The ransomware emerged only a few days after the Canadian government announced its intention to back the development of a nation-wide, voluntary tracing app called COVID Alert that will be rolled out for testing in Ontario as soon as next month. 

CryCryptor is distributed from two websites that claim it is a Covid-19 tracing app when in reality it is just a new ransomware family. Once a user installs the fake app on their smartphone, the ransomware encrypts all of the files on their device but instead of locking it, CryCryptor leaves a “readme” file with the attacker's email in every directory alongside the encrypted files. Once all the target files have been encrypted, a notification is displayed on the device which reads “Personal files encrypted, see readme_now.txt”.

Thankfully though, after analyzing the app, ESET researchers discovered an “Improper Export of Android Components” bug that allowed them to create a decryption tool.


By using a simple search based on the fake Covid-19 tracing app's package name and a few strings, ESET researchers discovered that the CryCryptor ransomware is based on open source code available on GitHub.

The developers behind the open source ransomware gave it the name CryDroid before uploading it to the developer platform. They also attempted to disguise the project as research by claiming they uploaded the code to VirusTotal. 
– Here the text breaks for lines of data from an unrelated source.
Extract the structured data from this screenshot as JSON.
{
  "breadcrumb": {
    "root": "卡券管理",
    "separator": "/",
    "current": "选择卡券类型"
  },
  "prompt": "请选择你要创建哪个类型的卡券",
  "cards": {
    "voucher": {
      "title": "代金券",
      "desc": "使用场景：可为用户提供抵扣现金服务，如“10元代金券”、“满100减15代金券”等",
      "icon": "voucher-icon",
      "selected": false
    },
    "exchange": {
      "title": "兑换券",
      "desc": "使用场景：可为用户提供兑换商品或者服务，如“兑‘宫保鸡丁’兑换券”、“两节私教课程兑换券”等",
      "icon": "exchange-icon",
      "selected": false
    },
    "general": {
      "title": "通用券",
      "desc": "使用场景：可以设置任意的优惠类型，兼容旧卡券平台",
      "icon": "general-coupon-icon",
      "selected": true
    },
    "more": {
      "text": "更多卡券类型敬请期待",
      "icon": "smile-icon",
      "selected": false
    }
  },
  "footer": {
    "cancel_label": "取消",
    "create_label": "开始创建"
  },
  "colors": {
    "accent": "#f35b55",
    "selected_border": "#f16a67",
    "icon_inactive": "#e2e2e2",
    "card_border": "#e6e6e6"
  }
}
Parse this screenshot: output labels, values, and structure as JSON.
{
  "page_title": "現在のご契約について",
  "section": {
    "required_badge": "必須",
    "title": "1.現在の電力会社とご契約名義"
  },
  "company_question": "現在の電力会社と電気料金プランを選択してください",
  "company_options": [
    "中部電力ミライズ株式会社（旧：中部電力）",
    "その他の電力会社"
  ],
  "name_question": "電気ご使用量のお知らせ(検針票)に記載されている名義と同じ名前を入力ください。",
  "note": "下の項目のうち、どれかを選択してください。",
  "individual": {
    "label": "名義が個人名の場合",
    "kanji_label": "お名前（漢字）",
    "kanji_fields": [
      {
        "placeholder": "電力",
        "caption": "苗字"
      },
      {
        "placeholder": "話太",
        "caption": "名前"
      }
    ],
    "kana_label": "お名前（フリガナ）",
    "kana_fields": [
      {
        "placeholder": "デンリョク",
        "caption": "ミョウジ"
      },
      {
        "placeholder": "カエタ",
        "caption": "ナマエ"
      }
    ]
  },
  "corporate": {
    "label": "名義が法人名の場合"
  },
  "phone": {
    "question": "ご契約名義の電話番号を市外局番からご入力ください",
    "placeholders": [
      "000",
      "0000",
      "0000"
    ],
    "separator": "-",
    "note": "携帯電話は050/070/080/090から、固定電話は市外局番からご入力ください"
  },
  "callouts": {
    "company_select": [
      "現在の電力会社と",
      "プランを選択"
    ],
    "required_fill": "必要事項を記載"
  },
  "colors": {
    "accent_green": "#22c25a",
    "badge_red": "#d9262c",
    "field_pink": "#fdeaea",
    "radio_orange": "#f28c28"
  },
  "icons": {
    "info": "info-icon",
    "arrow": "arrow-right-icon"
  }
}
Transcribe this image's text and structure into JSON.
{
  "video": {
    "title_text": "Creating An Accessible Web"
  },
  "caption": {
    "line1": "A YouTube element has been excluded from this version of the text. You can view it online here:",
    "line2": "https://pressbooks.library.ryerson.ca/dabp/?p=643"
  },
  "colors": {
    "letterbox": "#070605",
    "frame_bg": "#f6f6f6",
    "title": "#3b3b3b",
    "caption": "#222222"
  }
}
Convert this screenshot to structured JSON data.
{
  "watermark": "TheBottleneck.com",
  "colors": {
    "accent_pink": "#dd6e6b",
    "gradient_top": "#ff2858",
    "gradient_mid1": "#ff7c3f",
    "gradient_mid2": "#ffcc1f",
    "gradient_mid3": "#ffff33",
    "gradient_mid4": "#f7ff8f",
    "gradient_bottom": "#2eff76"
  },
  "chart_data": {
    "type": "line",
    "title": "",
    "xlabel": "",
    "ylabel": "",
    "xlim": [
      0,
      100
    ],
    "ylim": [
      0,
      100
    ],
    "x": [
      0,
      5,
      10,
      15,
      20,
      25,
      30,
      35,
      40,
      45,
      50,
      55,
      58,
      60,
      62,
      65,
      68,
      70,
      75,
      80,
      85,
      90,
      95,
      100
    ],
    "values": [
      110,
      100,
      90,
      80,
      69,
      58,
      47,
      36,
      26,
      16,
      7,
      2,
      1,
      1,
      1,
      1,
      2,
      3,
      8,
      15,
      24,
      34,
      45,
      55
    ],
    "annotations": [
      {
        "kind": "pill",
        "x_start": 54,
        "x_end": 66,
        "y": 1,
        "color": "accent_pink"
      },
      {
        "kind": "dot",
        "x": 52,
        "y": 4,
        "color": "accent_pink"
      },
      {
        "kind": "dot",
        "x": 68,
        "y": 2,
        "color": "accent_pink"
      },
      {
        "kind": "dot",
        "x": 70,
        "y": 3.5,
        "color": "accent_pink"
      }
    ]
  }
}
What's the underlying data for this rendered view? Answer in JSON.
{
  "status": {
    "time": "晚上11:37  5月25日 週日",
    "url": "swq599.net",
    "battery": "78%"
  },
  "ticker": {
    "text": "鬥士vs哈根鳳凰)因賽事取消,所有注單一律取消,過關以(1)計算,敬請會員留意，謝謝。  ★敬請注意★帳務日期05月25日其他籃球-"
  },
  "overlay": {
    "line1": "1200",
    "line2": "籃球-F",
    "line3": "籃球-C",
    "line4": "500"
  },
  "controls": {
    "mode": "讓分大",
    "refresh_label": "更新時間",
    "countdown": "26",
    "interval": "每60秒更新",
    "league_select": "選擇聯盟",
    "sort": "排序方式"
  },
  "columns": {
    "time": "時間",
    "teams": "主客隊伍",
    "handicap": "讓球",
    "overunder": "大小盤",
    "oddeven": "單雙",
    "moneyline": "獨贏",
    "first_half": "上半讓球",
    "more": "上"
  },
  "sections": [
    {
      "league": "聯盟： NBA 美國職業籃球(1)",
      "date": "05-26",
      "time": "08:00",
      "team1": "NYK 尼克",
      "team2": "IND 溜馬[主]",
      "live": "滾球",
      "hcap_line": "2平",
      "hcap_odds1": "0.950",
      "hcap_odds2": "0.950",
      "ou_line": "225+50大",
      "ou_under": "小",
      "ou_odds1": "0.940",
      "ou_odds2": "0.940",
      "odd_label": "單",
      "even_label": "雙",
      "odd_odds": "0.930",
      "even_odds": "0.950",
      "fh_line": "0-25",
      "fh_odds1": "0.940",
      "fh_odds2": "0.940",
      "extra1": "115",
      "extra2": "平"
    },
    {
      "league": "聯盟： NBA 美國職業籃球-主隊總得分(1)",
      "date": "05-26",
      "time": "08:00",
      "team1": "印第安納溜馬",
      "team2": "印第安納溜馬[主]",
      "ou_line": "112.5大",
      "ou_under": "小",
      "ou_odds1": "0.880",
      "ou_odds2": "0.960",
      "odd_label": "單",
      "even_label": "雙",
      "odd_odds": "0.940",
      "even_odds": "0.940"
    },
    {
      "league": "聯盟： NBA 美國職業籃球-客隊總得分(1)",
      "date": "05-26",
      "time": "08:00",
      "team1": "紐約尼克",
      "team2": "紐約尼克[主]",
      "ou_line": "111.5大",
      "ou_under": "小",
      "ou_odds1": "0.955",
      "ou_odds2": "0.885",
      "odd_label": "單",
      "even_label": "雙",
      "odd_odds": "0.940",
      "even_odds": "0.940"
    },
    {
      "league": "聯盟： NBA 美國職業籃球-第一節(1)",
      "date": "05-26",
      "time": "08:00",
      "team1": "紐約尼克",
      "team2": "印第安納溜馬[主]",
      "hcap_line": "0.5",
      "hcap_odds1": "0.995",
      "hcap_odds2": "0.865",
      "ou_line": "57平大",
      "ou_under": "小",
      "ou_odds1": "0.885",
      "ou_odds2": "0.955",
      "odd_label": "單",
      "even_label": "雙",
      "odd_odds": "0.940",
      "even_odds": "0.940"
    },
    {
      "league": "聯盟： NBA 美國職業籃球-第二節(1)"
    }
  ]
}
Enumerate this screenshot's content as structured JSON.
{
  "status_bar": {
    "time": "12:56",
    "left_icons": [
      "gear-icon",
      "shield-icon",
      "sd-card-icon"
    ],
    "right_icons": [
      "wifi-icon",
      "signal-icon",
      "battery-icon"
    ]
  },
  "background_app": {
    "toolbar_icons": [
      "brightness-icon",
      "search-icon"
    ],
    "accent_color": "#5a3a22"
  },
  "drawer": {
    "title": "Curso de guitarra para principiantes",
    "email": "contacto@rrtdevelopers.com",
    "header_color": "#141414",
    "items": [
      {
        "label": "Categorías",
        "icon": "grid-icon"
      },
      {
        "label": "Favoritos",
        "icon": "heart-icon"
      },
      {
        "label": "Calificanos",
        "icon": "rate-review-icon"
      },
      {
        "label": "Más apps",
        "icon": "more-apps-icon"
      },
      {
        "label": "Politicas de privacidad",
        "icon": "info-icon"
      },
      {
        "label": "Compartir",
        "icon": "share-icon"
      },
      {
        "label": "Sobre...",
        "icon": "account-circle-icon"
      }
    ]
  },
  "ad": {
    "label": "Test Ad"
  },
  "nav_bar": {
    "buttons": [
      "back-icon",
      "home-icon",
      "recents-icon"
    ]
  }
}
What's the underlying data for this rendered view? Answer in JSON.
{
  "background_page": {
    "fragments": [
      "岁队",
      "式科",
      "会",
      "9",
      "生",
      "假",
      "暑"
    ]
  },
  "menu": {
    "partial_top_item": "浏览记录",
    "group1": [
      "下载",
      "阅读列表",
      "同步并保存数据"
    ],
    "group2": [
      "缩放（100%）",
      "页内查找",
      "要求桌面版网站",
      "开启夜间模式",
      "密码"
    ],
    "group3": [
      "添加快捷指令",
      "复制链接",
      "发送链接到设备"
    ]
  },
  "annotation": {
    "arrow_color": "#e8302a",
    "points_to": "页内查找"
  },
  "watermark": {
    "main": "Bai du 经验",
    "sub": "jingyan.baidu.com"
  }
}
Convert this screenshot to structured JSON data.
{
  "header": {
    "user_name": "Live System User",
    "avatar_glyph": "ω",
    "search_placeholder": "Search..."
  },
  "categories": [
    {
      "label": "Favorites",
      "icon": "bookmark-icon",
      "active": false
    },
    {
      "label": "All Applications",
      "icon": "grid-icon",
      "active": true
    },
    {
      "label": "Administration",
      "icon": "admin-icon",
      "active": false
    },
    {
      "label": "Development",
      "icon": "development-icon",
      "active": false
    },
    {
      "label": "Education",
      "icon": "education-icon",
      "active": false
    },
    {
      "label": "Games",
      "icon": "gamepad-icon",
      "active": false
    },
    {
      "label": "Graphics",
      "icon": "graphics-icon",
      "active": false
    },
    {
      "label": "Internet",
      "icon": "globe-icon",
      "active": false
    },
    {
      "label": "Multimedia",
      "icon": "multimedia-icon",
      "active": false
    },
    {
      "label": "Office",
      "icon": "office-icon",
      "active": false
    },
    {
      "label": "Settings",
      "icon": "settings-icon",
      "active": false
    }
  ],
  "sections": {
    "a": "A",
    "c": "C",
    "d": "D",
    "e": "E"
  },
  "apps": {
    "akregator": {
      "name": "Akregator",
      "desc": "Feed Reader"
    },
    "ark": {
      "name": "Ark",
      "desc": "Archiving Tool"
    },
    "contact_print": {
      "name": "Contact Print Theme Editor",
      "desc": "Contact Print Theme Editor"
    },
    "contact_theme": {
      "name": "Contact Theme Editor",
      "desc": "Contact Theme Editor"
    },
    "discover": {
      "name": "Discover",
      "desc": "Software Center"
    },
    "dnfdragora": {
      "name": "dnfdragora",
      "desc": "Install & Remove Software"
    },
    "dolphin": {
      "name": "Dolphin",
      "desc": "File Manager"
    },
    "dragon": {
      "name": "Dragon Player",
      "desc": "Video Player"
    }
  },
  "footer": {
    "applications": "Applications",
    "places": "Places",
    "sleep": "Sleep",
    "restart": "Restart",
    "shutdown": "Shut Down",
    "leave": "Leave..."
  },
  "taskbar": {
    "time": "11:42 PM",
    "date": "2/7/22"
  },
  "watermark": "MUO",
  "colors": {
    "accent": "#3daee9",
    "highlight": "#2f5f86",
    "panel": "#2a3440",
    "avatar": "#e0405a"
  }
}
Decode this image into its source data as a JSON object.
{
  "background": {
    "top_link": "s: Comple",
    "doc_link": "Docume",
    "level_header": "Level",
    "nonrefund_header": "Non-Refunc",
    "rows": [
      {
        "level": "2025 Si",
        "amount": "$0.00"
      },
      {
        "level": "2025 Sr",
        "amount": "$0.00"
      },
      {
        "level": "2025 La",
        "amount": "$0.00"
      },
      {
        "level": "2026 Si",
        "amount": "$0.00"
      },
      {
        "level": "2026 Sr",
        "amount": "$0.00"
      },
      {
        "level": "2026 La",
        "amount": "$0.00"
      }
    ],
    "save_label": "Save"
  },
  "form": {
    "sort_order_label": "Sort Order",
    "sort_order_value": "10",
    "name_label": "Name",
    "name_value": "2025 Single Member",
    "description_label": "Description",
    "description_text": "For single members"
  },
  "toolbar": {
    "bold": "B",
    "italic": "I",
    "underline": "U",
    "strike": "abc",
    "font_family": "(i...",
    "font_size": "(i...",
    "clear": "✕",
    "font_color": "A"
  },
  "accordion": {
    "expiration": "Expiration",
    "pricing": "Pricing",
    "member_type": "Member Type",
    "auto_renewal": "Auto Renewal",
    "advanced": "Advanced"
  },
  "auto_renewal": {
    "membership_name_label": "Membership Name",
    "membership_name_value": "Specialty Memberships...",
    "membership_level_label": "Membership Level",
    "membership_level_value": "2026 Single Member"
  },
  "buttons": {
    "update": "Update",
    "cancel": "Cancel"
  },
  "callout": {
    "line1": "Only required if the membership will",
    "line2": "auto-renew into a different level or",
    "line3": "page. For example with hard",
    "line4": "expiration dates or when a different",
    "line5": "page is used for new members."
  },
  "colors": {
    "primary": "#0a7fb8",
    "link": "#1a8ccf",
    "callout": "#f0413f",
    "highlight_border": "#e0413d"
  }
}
At this time, it is still unclear as to who uploaded CryDroid in the first place but the code appeared on VirusTotal the same day it was published on GitHub. In a blog post (opens in new tab), ESET researchers explained that there is no way the project was designed for research purposes as “no responsible researcher would publicly release a tool that is easy to misuse for malicious purposes”.

For those who have accidentally fallen victim to CryCryptor, you can download ESET's Android decryption app (opens in new tab) though the security company warns that the app will only work for this version of the ransomware.

Anthony Spadafora

After working with the TechRadar Pro team for the last several years, Anthony is now the security and networking editor at Tom’s Guide where he covers everything from data breaches and ransomware gangs to the best way to cover your whole home or business with Wi-Fi. When not writing, you can find him tinkering with PCs and game consoles, managing cables and upgrading his smart home.